It’s loud; perhaps literally deafening. I’ve experimented a bit with dampening the clanking, and have more experiments to do.
There’s no way to control it. After it started playing, I realised it needed at least Pause, Stop, and Skip buttons.
I generally like how it turned out: The circuit works, it sounds pretty good and is nicely in tune, it’s easy to make MIDI files for it to play, and easy to edit the playlist.
So even though the project was mostly for my own enjoyment – a situation where you’d be tempted to skip parts of Design Thinking, I could have made a much better first working prototype by formally following the process: Gaining Empathy (looking into our lives and music); Developing Insights (analyzing how such a music box might fit into our lives and our house); Ideating (coming up with multiple designs for a music box / doorbell)); prototyping and Getting Feedback through low-fidelity prototypes that would let us pretend we’re using it.
I’m sold on Design Thinking. I’ll be using it in the next project (or iteration of this one).
Next I start putting the control buttons into the circuit.
In my previous post, I started putting the glockenspiel case together. Now I’ve bolted the glockenspiel harp and circuit boards into the base of the box, and temporarily mounted the handles and buttons. I still need to wire up the buttons.
In other news, I’ve tried out various ways of damping the initial, loud “clank” when a solenoid strikes a chime. A piece of scotch tape on the top of the solenoid had no effect at all; a dab of silicone (which someone else suggested) can make just the right sound, but I’m a little puzzled about how to repeatably put just the right amount of silicone on each solenoid.
In my next post I reflect on how Design Thinking could have improved the project.
After a pile of routing I’m now nailing and gluing the Robotic Glockenspiel box together. Since this is a first prototype (the flat chime harp is too large to be practical), I’ve made the box sides from 3/4″ x 6″ “white wood” (fir or pine) instead of hardwoods, and made no attempt to conceal the nails.
The base and top of the box are 1/2″ plywood with a nice veneer; the sides are fir/pine. The base is held in place by 1/2″ wide and 3/8″ deep dado joints in each side; the ends are connected via rabbet joints (which you can see in the photo). I’ve routed holes in the front for the 5 buttons that will control the glockenspiel, and scroll-sawn holes in the back to plug in power and usb cables. I also used a flush trim router bit to make all the sides the same height (for some reason one of the boards I bought was about 1/16″ wider than the other).
I’d hoped to plug/unplug the SD card from the back, but found the thickness of the box walls would require a huge hole to get to the SD card. So instead I cut a small hole, then decided to plug/unplug the SD card from the inside.

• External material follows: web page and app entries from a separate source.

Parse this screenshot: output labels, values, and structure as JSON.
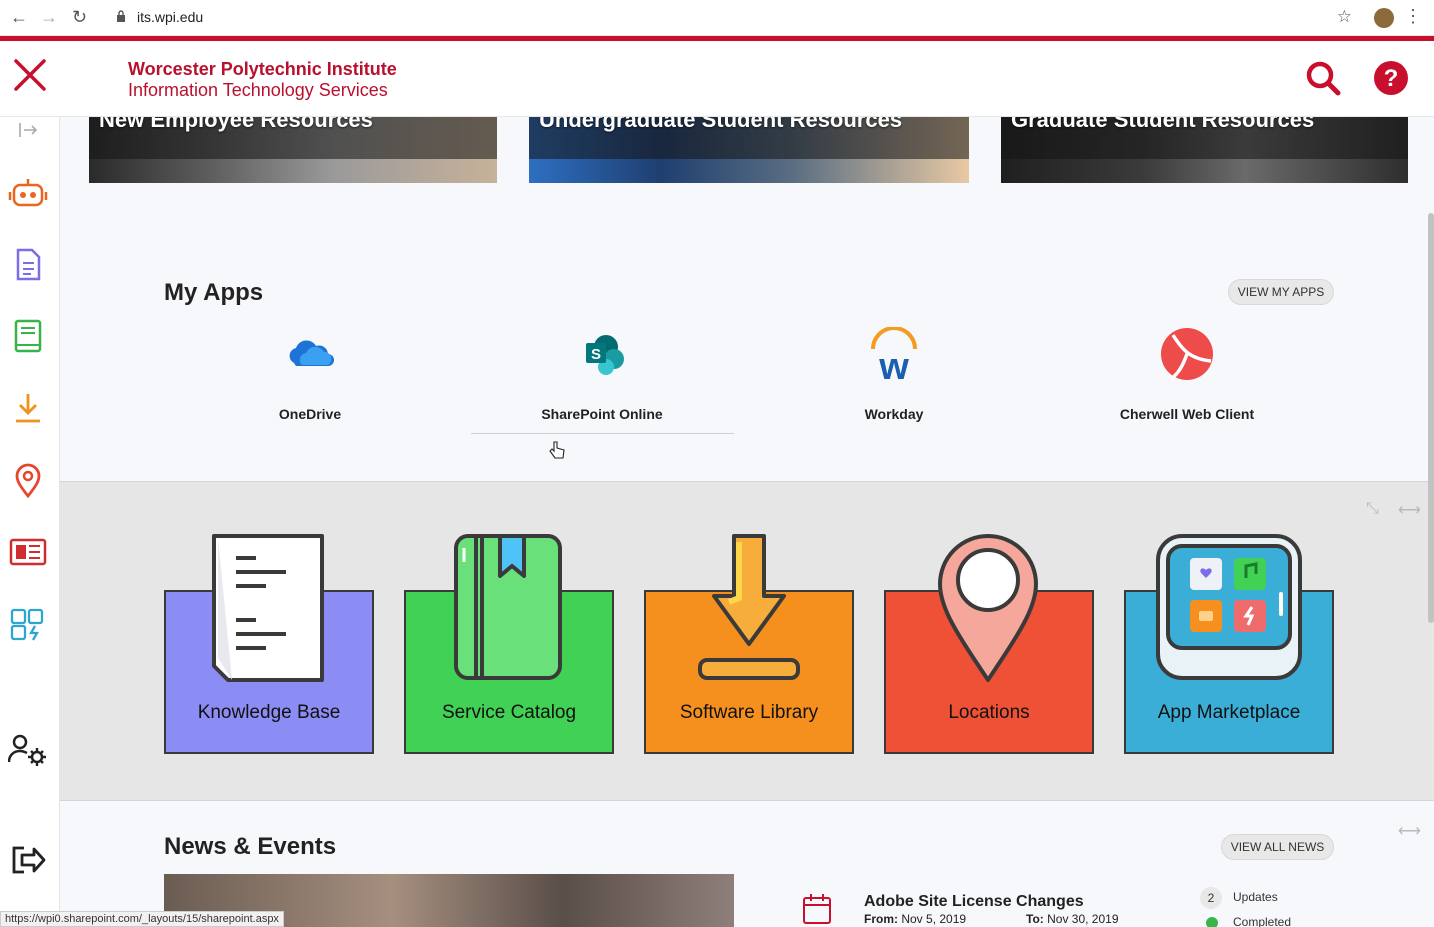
{
  "browser": {
    "url": "its.wpi.edu",
    "back_icon": "back-arrow-icon",
    "forward_icon": "forward-arrow-icon",
    "reload_icon": "reload-icon"
  },
  "header": {
    "institution": "Worcester Polytechnic Institute",
    "department": "Information Technology Services",
    "brand_color": "#b8102e"
  },
  "banners": [
    {
      "caption": "New Employee Resources"
    },
    {
      "caption": "Undergraduate Student Resources"
    },
    {
      "caption": "Graduate Student Resources"
    }
  ],
  "sidebar": {
    "items": [
      {
        "icon": "collapse-arrow-icon"
      },
      {
        "icon": "robot-icon"
      },
      {
        "icon": "document-icon"
      },
      {
        "icon": "book-icon"
      },
      {
        "icon": "download-icon"
      },
      {
        "icon": "location-pin-icon"
      },
      {
        "icon": "news-icon"
      },
      {
        "icon": "apps-icon"
      },
      {
        "icon": "user-settings-icon"
      },
      {
        "icon": "sign-out-icon"
      }
    ]
  },
  "my_apps": {
    "title": "My Apps",
    "view_button": "VIEW MY APPS",
    "apps": [
      {
        "label": "OneDrive",
        "icon": "onedrive-icon"
      },
      {
        "label": "SharePoint Online",
        "icon": "sharepoint-icon"
      },
      {
        "label": "Workday",
        "icon": "workday-icon"
      },
      {
        "label": "Cherwell Web Client",
        "icon": "cherwell-icon"
      }
    ]
  },
  "tiles": [
    {
      "label": "Knowledge Base",
      "color": "#8c8cf5"
    },
    {
      "label": "Service Catalog",
      "color": "#41d155"
    },
    {
      "label": "Software Library",
      "color": "#f5901f"
    },
    {
      "label": "Locations",
      "color": "#ef5136"
    },
    {
      "label": "App Marketplace",
      "color": "#3aaed6"
    }
  ],
  "news": {
    "title": "News & Events",
    "view_button": "VIEW ALL NEWS",
    "event": {
      "title": "Adobe Site License Changes",
      "from_label": "From:",
      "from_date": "Nov 5, 2019",
      "to_label": "To:",
      "to_date": "Nov 30, 2019"
    },
    "updates_count": "2",
    "updates_label": "Updates",
    "completed_label": "Completed"
  },
  "status_bar": {
    "link": "https://wpi0.sharepoint.com/_layouts/15/sharepoint.aspx"
  }
}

I plan to connect the lid via a 30″ cabinet hinge from Lowes. I’ve routed out an indentation in the back of the box so the hinge will be flush with the top of the box.
Since this weekend is the end of my end-of-year vacation, progress on the glockenspiel will likely be a lot slower from now on.
The next step is to drill all the mounting holes, put a clear finish on the box, then mount the chimes and circuit inside the box. I plan to figure out the lid later.
In my previous post, the robotic glockenspiel played its first tune. This post is an update on transcribing more tunes.
I’ve been busily transcribing public domain Christmas carols from “The Oxford Book of Carols” and other sources of public domain carols, so the glockenspiel has more material to play. All the carols are checked into the SD folder of the Robotic Glockenspiel Git repository, and are part of that open source project.
In other news, I bought this edge guide for my router, so now I can cut the grooves that will hold the base of the glockenspiel. Next I need to learn how to make rabbet joints, so I can put the glockenspiel box together.
My next post is about crafting the cabinet for the glockenspiel.
Et proiectus est talpa – "and the mole was cast out"